(Beginning of Material supplied)

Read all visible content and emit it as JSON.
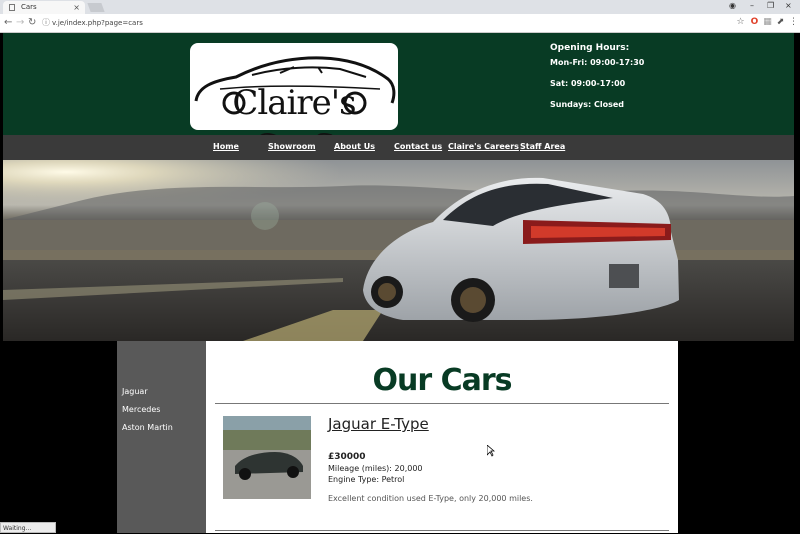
{
  "browser": {
    "tab_title": "Cars",
    "url": "v.je/index.php?page=cars",
    "status": "Waiting..."
  },
  "header": {
    "logo_text": "Claire's CarS",
    "hours": {
      "heading": "Opening Hours:",
      "weekdays": "Mon-Fri: 09:00-17:30",
      "saturday": "Sat: 09:00-17:00",
      "sunday": "Sundays: Closed"
    }
  },
  "nav": {
    "items": [
      {
        "label": "Home"
      },
      {
        "label": "Showroom"
      },
      {
        "label": "About Us"
      },
      {
        "label": "Contact us"
      },
      {
        "label": "Claire's Careers"
      },
      {
        "label": "Staff Area"
      }
    ]
  },
  "sidebar": {
    "items": [
      {
        "label": "Jaguar"
      },
      {
        "label": "Mercedes"
      },
      {
        "label": "Aston Martin"
      }
    ]
  },
  "main": {
    "title": "Our Cars",
    "cars": [
      {
        "name": "Jaguar E-Type",
        "price": "£30000",
        "mileage": "Mileage (miles): 20,000",
        "engine": "Engine Type: Petrol",
        "description": "Excellent condition used E-Type, only 20,000 miles."
      }
    ]
  },
  "colors": {
    "brand_green": "#083b24",
    "nav_grey": "#3a3a3a",
    "sidebar_grey": "#595959"
  }
}
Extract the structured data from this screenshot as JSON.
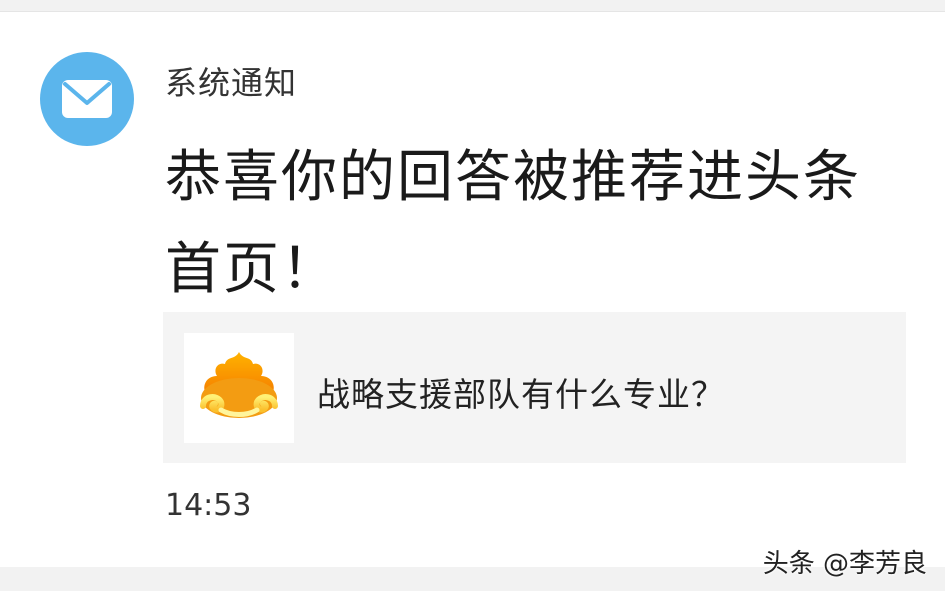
{
  "notification": {
    "sender": "系统通知",
    "avatar_icon": "mail-icon",
    "avatar_color": "#5bb5ec",
    "message": "恭喜你的回答被推荐进头条首页！",
    "card": {
      "thumbnail_icon": "wukong-cloud-logo-icon",
      "title": "战略支援部队有什么专业？"
    },
    "time": "14:53"
  },
  "watermark": "头条 @李芳良"
}
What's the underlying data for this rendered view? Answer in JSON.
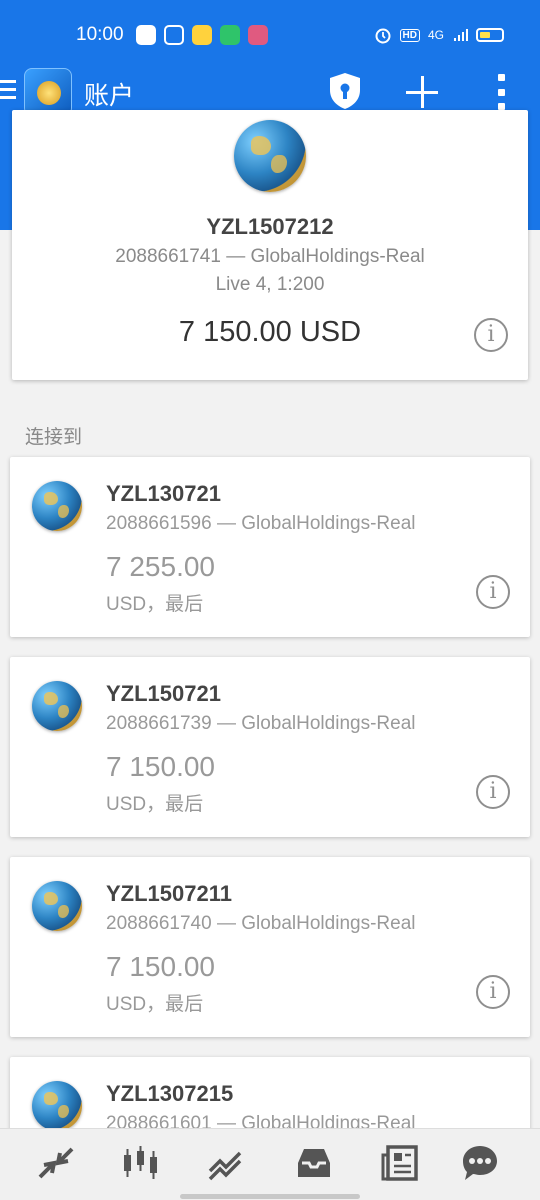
{
  "status_bar": {
    "time": "10:00",
    "network": "4G",
    "hd": "HD"
  },
  "app_bar": {
    "title": "账户"
  },
  "current_account": {
    "name": "YZL1507212",
    "server": "2088661741 — GlobalHoldings-Real",
    "type": "Live 4, 1:200",
    "balance": "7 150.00 USD"
  },
  "section_label": "连接到",
  "accounts": [
    {
      "name": "YZL130721",
      "server": "2088661596 — GlobalHoldings-Real",
      "balance": "7 255.00",
      "status": "USD，最后"
    },
    {
      "name": "YZL150721",
      "server": "2088661739 — GlobalHoldings-Real",
      "balance": "7 150.00",
      "status": "USD，最后"
    },
    {
      "name": "YZL1507211",
      "server": "2088661740 — GlobalHoldings-Real",
      "balance": "7 150.00",
      "status": "USD，最后"
    },
    {
      "name": "YZL1307215",
      "server": "2088661601 — GlobalHoldings-Real"
    }
  ],
  "bottom_nav": [
    "quotes-icon",
    "chart-icon",
    "trade-icon",
    "history-icon",
    "news-icon",
    "chat-icon"
  ],
  "colors": {
    "primary": "#1976e8",
    "nav_icon": "#555555"
  }
}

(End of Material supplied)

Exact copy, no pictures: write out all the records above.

◆ Answer space ◆
Read all visible content and emit it as JSON.
{
  "browser": {
    "tab_title": "Cars",
    "url": "v.je/index.php?page=cars",
    "status": "Waiting..."
  },
  "header": {
    "logo_text": "Claire's CarS",
    "hours": {
      "heading": "Opening Hours:",
      "weekdays": "Mon-Fri: 09:00-17:30",
      "saturday": "Sat: 09:00-17:00",
      "sunday": "Sundays: Closed"
    }
  },
  "nav": {
    "items": [
      {
        "label": "Home"
      },
      {
        "label": "Showroom"
      },
      {
        "label": "About Us"
      },
      {
        "label": "Contact us"
      },
      {
        "label": "Claire's Careers"
      },
      {
        "label": "Staff Area"
      }
    ]
  },
  "sidebar": {
    "items": [
      {
        "label": "Jaguar"
      },
      {
        "label": "Mercedes"
      },
      {
        "label": "Aston Martin"
      }
    ]
  },
  "main": {
    "title": "Our Cars",
    "cars": [
      {
        "name": "Jaguar E-Type",
        "price": "£30000",
        "mileage": "Mileage (miles): 20,000",
        "engine": "Engine Type: Petrol",
        "description": "Excellent condition used E-Type, only 20,000 miles."
      }
    ]
  },
  "colors": {
    "brand_green": "#083b24",
    "nav_grey": "#3a3a3a",
    "sidebar_grey": "#595959"
  }
}
Extract the structured data from this screenshot as JSON.
{
  "notification": {
    "sender": "系统通知",
    "avatar_icon": "mail-icon",
    "avatar_color": "#5bb5ec",
    "message": "恭喜你的回答被推荐进头条首页！",
    "card": {
      "thumbnail_icon": "wukong-cloud-logo-icon",
      "title": "战略支援部队有什么专业？"
    },
    "time": "14:53"
  },
  "watermark": "头条 @李芳良"
}
What's the underlying data for this rendered view? Answer in JSON.
{
  "status_bar": {
    "time": "10:00",
    "network": "4G",
    "hd": "HD"
  },
  "app_bar": {
    "title": "账户"
  },
  "current_account": {
    "name": "YZL1507212",
    "server": "2088661741 — GlobalHoldings-Real",
    "type": "Live 4, 1:200",
    "balance": "7 150.00 USD"
  },
  "section_label": "连接到",
  "accounts": [
    {
      "name": "YZL130721",
      "server": "2088661596 — GlobalHoldings-Real",
      "balance": "7 255.00",
      "status": "USD，最后"
    },
    {
      "name": "YZL150721",
      "server": "2088661739 — GlobalHoldings-Real",
      "balance": "7 150.00",
      "status": "USD，最后"
    },
    {
      "name": "YZL1507211",
      "server": "2088661740 — GlobalHoldings-Real",
      "balance": "7 150.00",
      "status": "USD，最后"
    },
    {
      "name": "YZL1307215",
      "server": "2088661601 — GlobalHoldings-Real"
    }
  ],
  "bottom_nav": [
    "quotes-icon",
    "chart-icon",
    "trade-icon",
    "history-icon",
    "news-icon",
    "chat-icon"
  ],
  "colors": {
    "primary": "#1976e8",
    "nav_icon": "#555555"
  }
}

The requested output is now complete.